After his return from the nearly two-month-long political sabbatical on April 16, Congress vice-president Rahul Gandhi has been unsparing in his attacks on Prime Minister Narendra Modi and his government over issues concerning farmers, landless labourers, netizens, middle-class home buyers, fishermen, ex-servicemen, Dalits and now sanitation workers.
This appears clearly to be part of a grand strategy to reach out to different sections, that once comprised the support base of the Congress but which gradually shifted their loyalties to different parties, in a desperate bid to revive the party's sagging fortunes after its worst ever electoral defeat in 2014 Lok Sabha elections.
In the case of striking sanitation workers in Delhi, Gandhi attacked the ruling Aam Aadmi Party (AAP), which had eaten into the Congress vote-bank in the assembly elections early this year. The Congress is desperately seeking to regain its space in Delhi from the AAP.
The new-found aggression by taking different communities into account has given a fresh lease of life to the Congress after a series of electoral setbacks. It appears to have regained some ground at least in Parliament where its aggressive tone on various issues, especially plight of farmers and the land acquisition bill, has put the BJP-led government on the defensive.
While Congress president Sonia Gandhi had led the Opposition from the front in the first part of the budget session, the second half saw a combative Rahul launch stinging attacks on the Modi government.
The Congress has already launched a countrywide agitation against the NDA government's policies on farm, land and labour reforms,
issues the party hopes will help reconnect with its eroding traditional support base.

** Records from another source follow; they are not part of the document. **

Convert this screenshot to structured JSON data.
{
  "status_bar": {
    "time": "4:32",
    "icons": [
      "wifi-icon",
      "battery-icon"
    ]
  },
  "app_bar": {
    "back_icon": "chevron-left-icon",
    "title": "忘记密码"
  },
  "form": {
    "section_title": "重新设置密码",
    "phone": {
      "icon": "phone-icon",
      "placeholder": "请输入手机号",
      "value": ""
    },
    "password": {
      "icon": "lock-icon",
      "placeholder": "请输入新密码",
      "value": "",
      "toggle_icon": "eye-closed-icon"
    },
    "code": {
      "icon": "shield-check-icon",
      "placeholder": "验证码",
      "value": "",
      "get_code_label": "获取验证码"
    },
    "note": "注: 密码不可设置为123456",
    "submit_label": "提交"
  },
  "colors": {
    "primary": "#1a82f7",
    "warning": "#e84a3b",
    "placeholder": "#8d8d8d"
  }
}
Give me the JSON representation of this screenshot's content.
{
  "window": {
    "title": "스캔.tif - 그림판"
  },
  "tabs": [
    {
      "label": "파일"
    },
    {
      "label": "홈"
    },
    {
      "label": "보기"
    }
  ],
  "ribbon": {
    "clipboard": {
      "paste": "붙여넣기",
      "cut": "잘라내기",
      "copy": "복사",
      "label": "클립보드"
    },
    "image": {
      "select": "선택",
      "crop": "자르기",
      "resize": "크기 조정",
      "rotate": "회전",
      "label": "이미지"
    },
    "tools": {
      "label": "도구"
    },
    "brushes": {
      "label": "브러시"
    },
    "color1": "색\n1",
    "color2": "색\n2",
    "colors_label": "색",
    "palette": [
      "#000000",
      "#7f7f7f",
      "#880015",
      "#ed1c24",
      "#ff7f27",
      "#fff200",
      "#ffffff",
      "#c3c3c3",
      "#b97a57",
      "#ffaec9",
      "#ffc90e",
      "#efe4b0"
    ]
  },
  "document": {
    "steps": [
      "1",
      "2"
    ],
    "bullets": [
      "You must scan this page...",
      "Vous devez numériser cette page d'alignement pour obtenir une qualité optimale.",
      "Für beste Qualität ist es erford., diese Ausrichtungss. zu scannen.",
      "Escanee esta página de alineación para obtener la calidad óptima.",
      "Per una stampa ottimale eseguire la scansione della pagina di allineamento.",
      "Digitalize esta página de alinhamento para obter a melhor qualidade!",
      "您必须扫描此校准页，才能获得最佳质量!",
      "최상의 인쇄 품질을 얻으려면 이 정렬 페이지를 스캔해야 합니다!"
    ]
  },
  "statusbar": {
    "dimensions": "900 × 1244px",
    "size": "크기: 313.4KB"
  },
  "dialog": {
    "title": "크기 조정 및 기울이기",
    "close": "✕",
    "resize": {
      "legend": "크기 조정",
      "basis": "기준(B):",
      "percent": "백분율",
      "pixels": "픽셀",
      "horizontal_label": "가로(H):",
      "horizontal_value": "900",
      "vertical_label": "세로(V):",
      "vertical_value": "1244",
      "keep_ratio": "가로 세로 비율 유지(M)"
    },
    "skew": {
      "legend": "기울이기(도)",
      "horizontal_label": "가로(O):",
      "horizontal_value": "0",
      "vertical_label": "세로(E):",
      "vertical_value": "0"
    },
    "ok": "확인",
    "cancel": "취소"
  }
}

The party has maintained its opposition to the land bill was non-negotiable and it would go to any extent to ensure it is withdrawn and provisions of the original UPA law restored. It has vowed to champion the cause of tribals and forest dwellers both in Parliament and on the streets.
Rahul, too, has plunged headlong into the battle since his return with a countrywide padyatra that he launched from Vidarbha in
Maharashtra on April 30 to support the cause.
His advocating net neutrality was seen as an attempt at an image makeover as Rahul had so far chosen to stay away from all forms of
social media. Similarly, after the middle class completely deserted the Congress, Rahul's assurance to fight for their cause is clearly an attempt to seek rapprochement. Sonia had on many occasions in the past stressed the need to address the aspirations of the middle class.
The Dalit outreach has been planned in order to win back the support of the community which has shifted its allegiance to the Bahujan Samaj Party for years now. However, a major chunk of the Dalit vote bank both in Uttar Pradesh and Bihar gravitated towards the BJP in the 2014 Lok Sabha elections. A buoyed BJP is now eyeing Bihar, where assembly elections are due in September-October this year, and has stepped up its efforts to woo the Dalit and Mahadalit communities.
Also, Rahul's repeated "suit-boot ki sarkar" barbs at the Modi government has prompted many senior ministers to return the fire. Finance minister Arun Jaitley hit back, saying there is a "difference between a national duty and disappearance for a jaunt" and that theirs is a "soojh-boojh ki sarkar" (a wise government).